◆ **What needs to be done**: Everything from the line containing "Transcribe this image's" to the last line of the data below should be copied word for word, and nothing else.

◆ **Data section**:
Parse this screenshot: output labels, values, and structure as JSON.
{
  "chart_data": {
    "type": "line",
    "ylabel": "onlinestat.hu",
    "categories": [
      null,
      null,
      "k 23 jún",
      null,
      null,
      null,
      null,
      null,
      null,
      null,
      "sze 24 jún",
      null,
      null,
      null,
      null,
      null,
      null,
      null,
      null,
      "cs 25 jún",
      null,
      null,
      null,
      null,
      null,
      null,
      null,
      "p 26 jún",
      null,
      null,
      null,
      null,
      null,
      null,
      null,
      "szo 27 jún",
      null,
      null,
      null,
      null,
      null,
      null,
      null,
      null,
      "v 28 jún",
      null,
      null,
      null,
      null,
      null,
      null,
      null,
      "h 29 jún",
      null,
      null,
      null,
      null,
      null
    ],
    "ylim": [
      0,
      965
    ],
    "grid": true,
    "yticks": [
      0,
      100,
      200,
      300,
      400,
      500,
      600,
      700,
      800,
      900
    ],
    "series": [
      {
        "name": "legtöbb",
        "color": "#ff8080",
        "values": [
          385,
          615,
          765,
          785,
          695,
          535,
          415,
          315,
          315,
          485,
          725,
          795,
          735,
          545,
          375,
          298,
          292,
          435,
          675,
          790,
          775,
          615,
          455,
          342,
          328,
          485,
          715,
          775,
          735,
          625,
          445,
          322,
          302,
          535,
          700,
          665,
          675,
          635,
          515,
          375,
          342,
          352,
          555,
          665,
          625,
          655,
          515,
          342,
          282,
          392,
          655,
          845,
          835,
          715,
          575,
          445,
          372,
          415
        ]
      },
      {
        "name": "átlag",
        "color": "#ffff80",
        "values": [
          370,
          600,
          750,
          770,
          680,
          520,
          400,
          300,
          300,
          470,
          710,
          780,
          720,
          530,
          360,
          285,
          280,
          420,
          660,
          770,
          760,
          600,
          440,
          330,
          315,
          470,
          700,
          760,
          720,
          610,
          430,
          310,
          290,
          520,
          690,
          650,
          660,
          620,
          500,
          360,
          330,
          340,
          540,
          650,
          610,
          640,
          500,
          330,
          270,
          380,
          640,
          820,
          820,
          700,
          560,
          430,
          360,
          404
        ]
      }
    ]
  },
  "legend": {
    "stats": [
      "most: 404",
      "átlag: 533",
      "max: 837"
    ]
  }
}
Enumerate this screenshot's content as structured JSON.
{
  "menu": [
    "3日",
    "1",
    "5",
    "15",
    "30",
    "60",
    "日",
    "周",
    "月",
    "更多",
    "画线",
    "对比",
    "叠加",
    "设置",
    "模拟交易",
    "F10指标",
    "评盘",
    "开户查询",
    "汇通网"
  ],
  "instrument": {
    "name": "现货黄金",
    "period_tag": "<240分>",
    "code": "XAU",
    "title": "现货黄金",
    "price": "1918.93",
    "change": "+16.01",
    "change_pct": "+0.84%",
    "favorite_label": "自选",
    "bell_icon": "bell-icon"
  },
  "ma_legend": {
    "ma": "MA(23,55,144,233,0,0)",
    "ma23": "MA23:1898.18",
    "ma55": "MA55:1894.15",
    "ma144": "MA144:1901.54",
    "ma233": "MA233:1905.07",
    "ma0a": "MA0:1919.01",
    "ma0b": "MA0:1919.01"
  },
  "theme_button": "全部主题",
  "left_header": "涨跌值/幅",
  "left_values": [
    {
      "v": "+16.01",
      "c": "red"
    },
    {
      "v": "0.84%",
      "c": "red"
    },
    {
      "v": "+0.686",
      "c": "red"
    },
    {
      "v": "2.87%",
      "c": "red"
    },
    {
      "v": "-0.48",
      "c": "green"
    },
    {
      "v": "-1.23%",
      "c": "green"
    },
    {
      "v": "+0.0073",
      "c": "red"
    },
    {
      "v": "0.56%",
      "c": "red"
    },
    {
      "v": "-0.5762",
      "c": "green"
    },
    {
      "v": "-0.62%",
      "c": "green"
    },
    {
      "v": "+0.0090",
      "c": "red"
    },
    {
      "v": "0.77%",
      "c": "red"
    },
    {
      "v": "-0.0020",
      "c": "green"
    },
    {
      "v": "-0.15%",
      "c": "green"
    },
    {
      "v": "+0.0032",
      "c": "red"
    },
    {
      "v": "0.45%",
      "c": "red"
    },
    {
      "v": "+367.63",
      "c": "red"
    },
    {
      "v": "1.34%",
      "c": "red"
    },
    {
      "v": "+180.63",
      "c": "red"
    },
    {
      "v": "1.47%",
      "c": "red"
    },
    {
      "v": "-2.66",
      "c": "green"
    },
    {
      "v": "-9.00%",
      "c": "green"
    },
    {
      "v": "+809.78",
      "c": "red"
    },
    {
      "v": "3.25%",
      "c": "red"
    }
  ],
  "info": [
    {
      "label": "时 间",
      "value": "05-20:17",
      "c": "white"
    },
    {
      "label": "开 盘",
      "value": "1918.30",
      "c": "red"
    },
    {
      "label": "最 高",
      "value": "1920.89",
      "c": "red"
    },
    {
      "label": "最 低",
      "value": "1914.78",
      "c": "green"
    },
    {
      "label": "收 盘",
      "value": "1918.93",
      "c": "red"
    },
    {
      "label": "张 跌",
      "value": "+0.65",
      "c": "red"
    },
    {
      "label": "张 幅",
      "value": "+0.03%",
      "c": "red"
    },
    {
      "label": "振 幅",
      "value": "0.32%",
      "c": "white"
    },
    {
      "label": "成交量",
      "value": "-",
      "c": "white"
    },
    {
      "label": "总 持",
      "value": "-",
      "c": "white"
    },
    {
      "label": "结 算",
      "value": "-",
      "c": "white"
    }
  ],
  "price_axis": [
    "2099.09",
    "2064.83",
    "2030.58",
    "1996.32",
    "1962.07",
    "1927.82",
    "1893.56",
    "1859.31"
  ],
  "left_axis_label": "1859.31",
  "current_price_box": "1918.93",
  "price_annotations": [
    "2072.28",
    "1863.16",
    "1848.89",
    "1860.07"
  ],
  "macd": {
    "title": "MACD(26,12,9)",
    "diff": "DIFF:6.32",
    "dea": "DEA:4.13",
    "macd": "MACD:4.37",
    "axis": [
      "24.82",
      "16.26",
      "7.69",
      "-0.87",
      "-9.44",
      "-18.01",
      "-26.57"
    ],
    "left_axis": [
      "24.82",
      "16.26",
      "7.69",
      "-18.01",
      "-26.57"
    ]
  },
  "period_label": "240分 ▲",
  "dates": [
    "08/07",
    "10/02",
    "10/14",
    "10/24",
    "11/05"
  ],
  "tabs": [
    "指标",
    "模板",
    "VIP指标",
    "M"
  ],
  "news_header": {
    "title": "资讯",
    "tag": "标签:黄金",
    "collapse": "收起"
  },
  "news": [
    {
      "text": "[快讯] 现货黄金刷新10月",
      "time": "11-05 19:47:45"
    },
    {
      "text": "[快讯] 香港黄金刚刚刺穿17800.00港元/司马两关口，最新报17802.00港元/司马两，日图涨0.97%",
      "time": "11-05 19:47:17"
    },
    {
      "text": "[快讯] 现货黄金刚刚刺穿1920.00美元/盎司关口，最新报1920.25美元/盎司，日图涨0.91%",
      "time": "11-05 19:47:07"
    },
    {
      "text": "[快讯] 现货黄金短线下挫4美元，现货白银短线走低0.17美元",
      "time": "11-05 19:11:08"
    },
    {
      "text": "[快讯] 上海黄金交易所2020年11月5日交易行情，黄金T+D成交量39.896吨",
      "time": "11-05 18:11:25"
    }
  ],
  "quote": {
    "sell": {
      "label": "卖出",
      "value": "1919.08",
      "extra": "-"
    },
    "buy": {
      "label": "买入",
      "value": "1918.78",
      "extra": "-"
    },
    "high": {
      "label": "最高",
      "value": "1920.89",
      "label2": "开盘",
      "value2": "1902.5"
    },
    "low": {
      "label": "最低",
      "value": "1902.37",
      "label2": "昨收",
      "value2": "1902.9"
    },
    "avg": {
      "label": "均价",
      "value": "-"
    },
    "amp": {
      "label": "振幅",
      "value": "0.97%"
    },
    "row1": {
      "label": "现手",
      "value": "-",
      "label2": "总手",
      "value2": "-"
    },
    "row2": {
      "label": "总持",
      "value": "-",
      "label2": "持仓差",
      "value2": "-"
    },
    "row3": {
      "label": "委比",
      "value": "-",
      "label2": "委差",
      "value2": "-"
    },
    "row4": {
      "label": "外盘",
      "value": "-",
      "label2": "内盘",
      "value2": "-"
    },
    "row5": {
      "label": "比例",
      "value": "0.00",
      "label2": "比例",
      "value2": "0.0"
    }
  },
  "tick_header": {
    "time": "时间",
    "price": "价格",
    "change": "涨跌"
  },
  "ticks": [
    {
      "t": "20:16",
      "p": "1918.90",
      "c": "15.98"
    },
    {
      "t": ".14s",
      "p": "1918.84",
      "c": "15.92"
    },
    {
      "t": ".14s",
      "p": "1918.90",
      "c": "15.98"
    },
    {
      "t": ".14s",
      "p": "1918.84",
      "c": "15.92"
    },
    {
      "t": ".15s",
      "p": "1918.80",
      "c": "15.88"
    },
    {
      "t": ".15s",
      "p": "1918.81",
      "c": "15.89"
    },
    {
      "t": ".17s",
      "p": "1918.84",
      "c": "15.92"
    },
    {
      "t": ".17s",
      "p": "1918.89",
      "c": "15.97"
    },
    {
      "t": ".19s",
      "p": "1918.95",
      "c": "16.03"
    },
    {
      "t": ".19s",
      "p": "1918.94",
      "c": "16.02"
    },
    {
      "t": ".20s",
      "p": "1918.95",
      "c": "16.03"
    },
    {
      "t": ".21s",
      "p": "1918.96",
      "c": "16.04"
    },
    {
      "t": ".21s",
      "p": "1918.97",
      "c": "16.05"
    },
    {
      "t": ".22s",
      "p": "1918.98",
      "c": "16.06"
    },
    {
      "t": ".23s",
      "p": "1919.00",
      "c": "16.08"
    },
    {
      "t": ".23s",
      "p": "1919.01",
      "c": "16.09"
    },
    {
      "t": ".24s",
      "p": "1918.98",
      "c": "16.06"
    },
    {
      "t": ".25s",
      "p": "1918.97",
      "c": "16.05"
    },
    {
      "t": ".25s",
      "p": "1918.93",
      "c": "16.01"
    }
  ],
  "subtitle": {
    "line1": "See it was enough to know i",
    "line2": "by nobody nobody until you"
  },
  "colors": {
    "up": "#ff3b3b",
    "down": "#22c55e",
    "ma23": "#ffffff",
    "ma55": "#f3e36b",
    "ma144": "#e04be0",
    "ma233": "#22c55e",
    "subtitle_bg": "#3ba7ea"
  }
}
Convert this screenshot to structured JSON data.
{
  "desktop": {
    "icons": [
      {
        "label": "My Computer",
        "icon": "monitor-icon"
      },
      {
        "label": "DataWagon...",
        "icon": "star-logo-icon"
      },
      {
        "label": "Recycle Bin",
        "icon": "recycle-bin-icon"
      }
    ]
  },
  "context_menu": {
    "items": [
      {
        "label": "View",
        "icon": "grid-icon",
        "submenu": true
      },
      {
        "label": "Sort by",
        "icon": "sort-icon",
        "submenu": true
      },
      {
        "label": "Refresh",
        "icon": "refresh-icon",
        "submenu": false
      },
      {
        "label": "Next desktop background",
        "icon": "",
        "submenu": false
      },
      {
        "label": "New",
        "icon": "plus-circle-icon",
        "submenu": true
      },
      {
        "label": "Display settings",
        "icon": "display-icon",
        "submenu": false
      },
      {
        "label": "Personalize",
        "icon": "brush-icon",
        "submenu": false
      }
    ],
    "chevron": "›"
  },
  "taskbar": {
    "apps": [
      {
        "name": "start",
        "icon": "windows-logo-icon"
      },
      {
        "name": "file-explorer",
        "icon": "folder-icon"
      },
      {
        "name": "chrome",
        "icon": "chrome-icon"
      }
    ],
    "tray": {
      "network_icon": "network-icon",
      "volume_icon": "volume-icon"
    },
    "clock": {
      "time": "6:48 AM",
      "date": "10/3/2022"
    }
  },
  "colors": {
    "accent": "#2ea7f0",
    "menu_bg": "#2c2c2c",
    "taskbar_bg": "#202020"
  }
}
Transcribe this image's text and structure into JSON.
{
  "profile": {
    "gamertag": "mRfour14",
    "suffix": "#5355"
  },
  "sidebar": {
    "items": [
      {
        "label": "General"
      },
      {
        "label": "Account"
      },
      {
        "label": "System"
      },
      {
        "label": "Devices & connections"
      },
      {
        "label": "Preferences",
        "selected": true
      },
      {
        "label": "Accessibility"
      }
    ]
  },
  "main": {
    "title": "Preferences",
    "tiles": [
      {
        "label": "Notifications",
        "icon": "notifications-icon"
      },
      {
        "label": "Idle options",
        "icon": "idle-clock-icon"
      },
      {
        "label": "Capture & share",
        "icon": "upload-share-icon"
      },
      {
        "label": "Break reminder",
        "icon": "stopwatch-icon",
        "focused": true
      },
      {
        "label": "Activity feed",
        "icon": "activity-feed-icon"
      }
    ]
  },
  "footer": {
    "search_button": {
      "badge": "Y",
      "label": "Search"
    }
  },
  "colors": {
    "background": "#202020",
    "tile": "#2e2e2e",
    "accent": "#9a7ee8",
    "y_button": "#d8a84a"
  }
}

◆ **Solution for this exercise**:
Transcribe this image's text and structure into JSON.
{
  "profile": {
    "gamertag": "mRfour14",
    "suffix": "#5355"
  },
  "sidebar": {
    "items": [
      {
        "label": "General"
      },
      {
        "label": "Account"
      },
      {
        "label": "System"
      },
      {
        "label": "Devices & connections"
      },
      {
        "label": "Preferences",
        "selected": true
      },
      {
        "label": "Accessibility"
      }
    ]
  },
  "main": {
    "title": "Preferences",
    "tiles": [
      {
        "label": "Notifications",
        "icon": "notifications-icon"
      },
      {
        "label": "Idle options",
        "icon": "idle-clock-icon"
      },
      {
        "label": "Capture & share",
        "icon": "upload-share-icon"
      },
      {
        "label": "Break reminder",
        "icon": "stopwatch-icon",
        "focused": true
      },
      {
        "label": "Activity feed",
        "icon": "activity-feed-icon"
      }
    ]
  },
  "footer": {
    "search_button": {
      "badge": "Y",
      "label": "Search"
    }
  },
  "colors": {
    "background": "#202020",
    "tile": "#2e2e2e",
    "accent": "#9a7ee8",
    "y_button": "#d8a84a"
  }
}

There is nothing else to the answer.